[Assignment] If a line holds the word "Anzahl", copy it from the entries.

---- Given records

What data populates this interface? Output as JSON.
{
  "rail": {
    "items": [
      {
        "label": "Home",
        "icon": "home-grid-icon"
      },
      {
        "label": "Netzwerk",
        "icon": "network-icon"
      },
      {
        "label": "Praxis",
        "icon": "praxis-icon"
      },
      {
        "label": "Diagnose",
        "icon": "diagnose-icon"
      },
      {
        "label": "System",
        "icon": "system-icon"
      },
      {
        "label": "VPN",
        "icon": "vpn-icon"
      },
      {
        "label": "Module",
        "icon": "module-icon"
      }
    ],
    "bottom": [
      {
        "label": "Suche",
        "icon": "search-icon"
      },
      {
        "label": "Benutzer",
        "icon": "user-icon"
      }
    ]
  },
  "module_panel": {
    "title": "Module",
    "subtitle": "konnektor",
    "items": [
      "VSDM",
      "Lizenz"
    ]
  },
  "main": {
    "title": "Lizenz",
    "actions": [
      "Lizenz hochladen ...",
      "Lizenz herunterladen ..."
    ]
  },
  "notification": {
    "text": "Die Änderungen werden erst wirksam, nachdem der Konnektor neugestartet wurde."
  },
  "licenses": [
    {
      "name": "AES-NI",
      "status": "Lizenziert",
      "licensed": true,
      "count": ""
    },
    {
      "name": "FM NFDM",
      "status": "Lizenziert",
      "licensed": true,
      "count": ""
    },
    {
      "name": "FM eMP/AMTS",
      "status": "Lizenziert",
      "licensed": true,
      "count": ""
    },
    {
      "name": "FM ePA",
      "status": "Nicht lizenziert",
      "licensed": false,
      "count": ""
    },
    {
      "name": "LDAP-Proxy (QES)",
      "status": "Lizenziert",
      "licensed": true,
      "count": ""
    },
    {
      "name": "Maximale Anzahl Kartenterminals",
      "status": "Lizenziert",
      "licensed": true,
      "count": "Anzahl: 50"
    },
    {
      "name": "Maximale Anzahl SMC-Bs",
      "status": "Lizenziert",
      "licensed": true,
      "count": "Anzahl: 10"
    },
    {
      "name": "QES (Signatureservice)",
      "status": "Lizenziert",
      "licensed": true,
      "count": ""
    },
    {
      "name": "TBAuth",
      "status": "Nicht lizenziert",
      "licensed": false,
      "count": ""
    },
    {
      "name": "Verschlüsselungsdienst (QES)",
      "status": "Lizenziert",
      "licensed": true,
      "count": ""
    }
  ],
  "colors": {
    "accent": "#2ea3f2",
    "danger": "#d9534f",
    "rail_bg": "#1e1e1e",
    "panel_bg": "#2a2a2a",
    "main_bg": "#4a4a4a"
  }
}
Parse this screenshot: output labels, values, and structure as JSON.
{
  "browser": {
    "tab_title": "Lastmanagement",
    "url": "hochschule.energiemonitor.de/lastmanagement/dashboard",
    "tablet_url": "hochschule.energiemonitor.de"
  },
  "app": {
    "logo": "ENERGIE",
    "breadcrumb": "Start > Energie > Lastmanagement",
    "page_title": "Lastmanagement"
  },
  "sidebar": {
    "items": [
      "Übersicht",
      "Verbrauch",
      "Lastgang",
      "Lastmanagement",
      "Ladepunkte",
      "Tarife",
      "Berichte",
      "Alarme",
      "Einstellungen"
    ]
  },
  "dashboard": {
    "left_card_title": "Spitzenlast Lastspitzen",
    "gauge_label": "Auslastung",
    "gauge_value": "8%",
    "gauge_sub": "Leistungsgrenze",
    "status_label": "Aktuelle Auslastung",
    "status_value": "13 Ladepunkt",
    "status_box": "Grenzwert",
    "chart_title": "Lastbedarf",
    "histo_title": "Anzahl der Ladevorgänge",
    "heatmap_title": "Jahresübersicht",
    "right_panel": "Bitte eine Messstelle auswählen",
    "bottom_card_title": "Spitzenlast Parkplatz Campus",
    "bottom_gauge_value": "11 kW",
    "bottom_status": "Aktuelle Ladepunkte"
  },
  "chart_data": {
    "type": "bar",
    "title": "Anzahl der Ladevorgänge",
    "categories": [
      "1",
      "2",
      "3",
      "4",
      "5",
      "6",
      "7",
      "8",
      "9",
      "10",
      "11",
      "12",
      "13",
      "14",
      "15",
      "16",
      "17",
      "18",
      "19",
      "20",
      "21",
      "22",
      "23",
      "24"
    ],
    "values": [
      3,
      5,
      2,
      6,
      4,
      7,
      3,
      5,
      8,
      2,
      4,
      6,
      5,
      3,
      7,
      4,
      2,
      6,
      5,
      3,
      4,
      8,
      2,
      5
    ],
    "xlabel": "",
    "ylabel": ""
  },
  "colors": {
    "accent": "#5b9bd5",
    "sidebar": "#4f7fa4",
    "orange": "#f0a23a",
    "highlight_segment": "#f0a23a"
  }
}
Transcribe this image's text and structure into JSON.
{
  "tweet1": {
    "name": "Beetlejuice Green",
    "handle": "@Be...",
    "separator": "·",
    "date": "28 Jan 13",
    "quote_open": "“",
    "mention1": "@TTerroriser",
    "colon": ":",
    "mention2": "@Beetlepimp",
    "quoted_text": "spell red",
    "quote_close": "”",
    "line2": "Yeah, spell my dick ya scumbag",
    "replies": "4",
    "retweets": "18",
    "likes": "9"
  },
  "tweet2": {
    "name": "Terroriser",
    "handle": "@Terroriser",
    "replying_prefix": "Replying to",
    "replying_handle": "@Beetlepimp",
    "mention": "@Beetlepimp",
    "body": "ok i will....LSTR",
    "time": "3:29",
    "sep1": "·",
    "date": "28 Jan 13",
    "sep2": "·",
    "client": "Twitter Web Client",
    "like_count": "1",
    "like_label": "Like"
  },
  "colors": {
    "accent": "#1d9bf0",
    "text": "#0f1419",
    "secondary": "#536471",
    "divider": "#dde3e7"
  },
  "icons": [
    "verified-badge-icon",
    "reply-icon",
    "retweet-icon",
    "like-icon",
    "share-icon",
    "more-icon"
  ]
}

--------

[Exercise result]
      "name": "Maximale Anzahl Kartenterminals",
      "count": "Anzahl: 50"
      "name": "Maximale Anzahl SMC-Bs",
      "count": "Anzahl: 10"
    "histo_title": "Anzahl der Ladevorgänge",
    "title": "Anzahl der Ladevorgänge",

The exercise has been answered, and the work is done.